*Your instructions*:
Scan the records below for the word "retweet". Copy each line where it appears.

***

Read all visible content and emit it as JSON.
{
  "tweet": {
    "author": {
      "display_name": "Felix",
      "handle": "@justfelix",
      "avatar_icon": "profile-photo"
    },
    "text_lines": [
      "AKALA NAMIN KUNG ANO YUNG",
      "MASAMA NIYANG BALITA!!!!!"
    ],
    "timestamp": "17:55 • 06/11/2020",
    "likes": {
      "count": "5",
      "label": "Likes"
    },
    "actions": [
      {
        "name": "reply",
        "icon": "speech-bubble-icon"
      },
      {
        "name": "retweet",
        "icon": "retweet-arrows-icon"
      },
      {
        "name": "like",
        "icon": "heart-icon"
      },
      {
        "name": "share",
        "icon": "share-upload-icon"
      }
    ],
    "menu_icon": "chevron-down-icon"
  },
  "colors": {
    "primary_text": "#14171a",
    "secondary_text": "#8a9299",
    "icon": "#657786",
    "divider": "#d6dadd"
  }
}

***

*Solution for this exercise*:
        "name": "retweet",
        "icon": "retweet-arrows-icon"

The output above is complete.